AlterNet / By Alex Henderson
September 5, 2013
What will it take for America to reverse its dramatic decline?
In the post-New Deal America of the 1950s and ’60s, the idea of the United States becoming a banana republic would have seemed absurd to most Americans. Problems and all, the U.S. had a lot going for it: a robust middle-class, an abundance of jobs that paid a living wage, a strong manufacturing base, a heavily unionized work force, and upward mobility for both white-collar workers with college degrees and blue-collar workers who attended trade school. To a large degree, the nation worked well for cardiologists, accountants, attorneys and computer programmers as well as electricians, machinists, plumbers and construction workers.
In contrast, developing countries that were considered banana republics—the Dominican Republic under the brutal Rafael Trujillo regime, Nicaragua under the Somoza dynasty—lacked upward mobility for most of the population and were plagued by blatant income equality, a corrupt alliance of government and corporate interests, rampant human rights abuses, police corruption and extensive use of torture on political dissidents.
Saying that the U.S. had a robust middle-class in the 1950s and ’60s is not to say it was devoid of poverty, which was one of the things Dr. Martin Luther King, Jr. was vehemently outspoken about. King realized that the economic gains of the post-World War II era need to be expanded to those who were still on the outside of the American Dream looking in. But 50 years after King’s “I Have a Dream” speech of 1963, poverty has become much more widespread in the U.S.—and the country has seriously declined not only economically, but also in terms of civil liberties and constitutional rights.

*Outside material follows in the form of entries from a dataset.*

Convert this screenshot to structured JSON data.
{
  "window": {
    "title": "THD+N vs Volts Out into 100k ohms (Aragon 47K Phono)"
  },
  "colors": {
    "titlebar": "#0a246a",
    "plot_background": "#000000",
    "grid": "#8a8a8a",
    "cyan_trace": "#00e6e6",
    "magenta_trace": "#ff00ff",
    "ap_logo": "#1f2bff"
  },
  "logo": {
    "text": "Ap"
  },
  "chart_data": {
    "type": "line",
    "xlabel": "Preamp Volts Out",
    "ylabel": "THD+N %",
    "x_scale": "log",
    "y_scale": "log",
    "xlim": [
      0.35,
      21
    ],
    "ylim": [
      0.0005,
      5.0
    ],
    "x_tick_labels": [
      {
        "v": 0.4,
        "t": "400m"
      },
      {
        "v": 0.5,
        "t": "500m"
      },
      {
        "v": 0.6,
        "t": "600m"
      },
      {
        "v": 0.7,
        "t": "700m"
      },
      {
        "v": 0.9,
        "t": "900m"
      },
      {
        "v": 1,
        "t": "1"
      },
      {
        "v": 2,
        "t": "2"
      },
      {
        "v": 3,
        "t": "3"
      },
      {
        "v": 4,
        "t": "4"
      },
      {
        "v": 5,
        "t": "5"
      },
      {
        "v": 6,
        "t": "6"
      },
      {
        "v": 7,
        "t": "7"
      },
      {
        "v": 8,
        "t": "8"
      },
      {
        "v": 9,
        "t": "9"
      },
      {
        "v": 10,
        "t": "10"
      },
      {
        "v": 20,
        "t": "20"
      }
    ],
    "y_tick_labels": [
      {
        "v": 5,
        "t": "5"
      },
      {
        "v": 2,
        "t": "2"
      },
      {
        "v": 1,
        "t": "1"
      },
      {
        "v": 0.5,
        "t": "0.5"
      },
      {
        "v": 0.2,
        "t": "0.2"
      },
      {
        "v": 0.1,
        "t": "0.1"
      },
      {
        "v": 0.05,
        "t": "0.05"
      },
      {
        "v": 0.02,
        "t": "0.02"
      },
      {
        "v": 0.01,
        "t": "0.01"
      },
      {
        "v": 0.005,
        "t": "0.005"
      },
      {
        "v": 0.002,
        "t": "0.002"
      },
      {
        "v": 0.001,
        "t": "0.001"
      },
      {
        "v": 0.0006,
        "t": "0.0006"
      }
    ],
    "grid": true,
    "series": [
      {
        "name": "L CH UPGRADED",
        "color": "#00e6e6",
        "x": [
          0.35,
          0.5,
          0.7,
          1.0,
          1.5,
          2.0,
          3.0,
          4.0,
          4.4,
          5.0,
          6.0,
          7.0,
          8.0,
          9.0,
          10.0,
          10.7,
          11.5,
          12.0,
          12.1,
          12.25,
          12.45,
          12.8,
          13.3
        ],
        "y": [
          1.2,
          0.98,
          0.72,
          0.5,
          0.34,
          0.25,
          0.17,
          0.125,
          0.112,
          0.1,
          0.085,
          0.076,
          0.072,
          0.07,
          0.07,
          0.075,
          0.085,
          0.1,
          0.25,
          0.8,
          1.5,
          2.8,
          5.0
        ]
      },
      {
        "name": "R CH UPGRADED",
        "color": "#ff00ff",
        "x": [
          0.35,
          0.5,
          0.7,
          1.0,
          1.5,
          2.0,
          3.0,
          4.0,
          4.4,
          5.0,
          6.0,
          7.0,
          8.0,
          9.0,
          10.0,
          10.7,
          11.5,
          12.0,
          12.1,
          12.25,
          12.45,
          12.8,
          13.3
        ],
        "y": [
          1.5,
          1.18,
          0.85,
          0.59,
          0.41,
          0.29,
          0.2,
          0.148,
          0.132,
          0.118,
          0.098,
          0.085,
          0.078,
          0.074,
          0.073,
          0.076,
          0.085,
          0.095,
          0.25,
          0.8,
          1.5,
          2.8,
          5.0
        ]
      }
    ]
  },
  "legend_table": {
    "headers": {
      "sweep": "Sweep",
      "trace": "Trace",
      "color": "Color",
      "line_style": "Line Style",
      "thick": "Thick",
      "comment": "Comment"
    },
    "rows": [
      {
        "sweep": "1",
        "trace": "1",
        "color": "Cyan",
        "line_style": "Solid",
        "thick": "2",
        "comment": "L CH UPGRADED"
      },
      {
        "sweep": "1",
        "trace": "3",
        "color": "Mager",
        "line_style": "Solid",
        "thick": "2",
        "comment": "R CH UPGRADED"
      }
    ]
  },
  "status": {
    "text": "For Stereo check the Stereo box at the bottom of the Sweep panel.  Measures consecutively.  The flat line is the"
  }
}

Here are 10 ways in which the United States has gone from bad to worse, and is looking more and more like a banana republic in 2013.